The beauty of Roma lies in the understated; from the moments of purity shared between Cleo and the children she cares for, such as when she and the youngest of the family decide to lay on their backs and simply play dead against Cuarón’s glorious black and white backdrop, to Aparicio’s entire performance. As Cleo, she is nuanced and stoic – rarely, in fact, does she say much but her every expression feels so honest, and so genuine, that she hardly needs to. Aparicio brings to Cleo a warmth so great that it seeps through into her physicality, seen in every slight smile that appears when in the presence of the children so beloved to her, and in every haunted glance that later come to pass across her face. Aparicio’s work is just extraordinary – the overwhelming emotion she evokes from such subtlety and quietness is nothing short of miraculous. Roma belongs to her, and to all the women that Cuarón drew his inspiration for her from, and it is this which makes it a testament to the sacrifices made by women for the sake of others.

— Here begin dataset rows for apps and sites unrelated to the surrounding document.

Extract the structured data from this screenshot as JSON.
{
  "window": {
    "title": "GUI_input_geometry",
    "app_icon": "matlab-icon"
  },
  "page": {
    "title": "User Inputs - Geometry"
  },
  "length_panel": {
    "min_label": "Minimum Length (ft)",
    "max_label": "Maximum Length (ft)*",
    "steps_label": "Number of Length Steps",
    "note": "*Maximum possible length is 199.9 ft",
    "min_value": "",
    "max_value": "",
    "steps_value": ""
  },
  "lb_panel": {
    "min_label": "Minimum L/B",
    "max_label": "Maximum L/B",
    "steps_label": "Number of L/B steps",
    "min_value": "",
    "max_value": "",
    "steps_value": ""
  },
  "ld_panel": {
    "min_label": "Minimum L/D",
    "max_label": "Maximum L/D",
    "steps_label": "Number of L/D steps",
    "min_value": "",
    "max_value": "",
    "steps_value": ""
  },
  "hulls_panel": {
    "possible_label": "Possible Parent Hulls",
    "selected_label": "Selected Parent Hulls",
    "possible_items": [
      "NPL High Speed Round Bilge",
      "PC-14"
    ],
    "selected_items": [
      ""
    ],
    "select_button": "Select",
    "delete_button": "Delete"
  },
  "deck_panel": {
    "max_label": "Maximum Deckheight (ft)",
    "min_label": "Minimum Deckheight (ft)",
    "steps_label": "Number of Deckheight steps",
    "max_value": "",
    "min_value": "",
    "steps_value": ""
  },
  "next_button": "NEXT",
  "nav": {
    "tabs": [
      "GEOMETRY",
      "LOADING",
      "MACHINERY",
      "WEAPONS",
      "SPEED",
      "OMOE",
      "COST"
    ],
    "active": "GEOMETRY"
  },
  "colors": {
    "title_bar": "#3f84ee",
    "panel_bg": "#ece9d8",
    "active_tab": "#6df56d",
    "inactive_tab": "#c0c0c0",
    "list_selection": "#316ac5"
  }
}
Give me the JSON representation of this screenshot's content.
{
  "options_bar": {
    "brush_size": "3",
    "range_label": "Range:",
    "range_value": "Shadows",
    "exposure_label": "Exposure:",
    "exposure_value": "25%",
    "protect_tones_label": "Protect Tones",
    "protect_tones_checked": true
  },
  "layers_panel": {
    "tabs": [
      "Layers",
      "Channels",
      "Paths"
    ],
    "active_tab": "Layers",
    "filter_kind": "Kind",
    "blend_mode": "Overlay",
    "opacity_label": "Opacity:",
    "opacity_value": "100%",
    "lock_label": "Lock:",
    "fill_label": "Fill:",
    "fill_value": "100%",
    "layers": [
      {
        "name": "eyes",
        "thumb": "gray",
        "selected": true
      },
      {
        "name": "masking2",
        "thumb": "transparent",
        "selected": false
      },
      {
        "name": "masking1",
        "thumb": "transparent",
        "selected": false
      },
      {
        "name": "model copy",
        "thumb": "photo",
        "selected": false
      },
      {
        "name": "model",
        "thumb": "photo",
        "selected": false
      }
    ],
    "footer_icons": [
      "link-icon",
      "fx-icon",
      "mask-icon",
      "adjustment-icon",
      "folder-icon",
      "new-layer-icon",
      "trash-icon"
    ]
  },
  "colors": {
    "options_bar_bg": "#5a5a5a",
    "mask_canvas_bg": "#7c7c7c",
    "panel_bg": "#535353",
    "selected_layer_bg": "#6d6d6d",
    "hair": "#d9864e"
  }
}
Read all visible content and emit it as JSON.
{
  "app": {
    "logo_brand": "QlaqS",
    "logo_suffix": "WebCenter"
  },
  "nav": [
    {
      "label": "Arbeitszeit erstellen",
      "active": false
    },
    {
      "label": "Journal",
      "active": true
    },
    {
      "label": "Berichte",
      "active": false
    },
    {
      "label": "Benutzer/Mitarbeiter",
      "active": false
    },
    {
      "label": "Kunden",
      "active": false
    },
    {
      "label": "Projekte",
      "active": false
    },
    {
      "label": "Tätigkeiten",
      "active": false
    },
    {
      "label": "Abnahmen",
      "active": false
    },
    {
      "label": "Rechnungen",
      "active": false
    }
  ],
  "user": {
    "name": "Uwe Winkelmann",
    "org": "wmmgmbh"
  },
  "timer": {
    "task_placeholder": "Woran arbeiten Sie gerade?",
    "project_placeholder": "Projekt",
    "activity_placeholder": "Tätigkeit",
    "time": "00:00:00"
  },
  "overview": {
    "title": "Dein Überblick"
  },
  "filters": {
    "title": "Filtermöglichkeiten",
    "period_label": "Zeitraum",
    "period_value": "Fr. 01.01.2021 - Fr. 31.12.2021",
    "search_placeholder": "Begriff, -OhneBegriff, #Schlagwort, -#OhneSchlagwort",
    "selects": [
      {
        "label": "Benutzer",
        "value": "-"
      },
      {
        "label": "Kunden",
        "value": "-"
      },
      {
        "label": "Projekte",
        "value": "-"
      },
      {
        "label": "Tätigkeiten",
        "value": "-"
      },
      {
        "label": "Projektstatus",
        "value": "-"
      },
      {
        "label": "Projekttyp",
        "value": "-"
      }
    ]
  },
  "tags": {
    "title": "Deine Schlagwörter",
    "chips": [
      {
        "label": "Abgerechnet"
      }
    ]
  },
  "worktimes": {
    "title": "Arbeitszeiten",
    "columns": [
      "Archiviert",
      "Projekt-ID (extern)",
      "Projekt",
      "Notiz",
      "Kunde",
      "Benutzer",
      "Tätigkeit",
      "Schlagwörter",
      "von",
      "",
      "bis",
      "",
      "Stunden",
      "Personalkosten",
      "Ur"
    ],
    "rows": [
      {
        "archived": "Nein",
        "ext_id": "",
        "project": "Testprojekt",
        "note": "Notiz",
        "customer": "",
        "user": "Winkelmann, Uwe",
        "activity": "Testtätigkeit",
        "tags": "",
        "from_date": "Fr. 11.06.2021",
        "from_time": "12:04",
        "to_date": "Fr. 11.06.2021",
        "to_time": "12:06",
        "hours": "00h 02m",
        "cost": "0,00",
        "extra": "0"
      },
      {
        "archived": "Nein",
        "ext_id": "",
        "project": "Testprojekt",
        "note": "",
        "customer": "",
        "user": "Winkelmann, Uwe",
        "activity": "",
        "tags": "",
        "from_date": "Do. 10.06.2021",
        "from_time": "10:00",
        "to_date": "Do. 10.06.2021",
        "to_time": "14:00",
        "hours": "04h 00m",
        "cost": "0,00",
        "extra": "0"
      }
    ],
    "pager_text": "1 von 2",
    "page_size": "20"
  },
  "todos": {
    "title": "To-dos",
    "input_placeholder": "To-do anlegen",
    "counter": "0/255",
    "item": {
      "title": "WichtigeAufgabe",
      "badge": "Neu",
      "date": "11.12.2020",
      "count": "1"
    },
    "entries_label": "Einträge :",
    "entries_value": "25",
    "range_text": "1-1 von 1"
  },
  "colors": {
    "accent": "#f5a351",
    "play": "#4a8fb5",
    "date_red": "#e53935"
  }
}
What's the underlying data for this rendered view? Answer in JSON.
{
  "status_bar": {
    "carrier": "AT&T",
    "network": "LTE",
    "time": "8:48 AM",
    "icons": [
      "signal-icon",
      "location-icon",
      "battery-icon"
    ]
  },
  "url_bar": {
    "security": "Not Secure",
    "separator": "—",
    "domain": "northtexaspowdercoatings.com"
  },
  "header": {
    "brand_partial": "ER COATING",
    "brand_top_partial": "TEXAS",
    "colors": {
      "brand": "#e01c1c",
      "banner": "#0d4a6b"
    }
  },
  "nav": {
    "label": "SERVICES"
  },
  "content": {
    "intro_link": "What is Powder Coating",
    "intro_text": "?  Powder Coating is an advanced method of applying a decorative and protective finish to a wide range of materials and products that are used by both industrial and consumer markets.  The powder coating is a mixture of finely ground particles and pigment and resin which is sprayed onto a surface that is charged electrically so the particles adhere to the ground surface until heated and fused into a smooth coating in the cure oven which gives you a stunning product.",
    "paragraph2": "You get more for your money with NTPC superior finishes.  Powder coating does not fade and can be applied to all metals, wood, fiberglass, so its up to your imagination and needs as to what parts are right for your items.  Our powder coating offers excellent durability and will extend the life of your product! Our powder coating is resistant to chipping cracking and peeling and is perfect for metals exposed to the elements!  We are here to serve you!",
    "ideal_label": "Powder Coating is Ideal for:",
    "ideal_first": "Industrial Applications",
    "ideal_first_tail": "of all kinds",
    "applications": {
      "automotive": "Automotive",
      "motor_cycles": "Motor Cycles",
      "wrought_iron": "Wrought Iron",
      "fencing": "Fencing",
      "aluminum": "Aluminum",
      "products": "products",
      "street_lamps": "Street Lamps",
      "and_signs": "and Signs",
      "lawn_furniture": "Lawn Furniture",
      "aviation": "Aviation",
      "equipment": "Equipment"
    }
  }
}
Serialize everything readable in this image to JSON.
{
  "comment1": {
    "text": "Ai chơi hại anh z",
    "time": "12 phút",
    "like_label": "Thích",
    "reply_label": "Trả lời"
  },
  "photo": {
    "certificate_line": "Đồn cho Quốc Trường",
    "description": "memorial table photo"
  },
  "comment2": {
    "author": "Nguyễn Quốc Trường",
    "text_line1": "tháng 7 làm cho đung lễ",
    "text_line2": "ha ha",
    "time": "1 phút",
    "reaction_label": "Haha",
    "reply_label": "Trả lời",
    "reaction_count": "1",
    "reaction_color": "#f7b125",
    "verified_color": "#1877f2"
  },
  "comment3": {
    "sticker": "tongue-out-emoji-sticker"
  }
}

Roma is both a mighty epic, grand in its wide scope, and an intimate, deeply personal portrayal of the Mexico that Cuarón knew as a child. Its cinematography may be ambitious, it may be currently unparalleled in its scale this year so far, but its world is contained – often, it feels as though Cuarón has allowed us to slip into the most private setting possible, teeming with rawness at every corner, by engulfing us with scenery so huge, and so breath-taking, that we hardly even notice we are simply watching daily life unfold. This is filmmaking at its very best; a piece so lovingly detailed that even the most mundane of tasks appear beautiful, and so honest that it almost feels like an intrusion on a life at times. Authentic and understated in its approach, Roma demands to be seen by anyone in search of true compassion in film.

By Hannah Ryan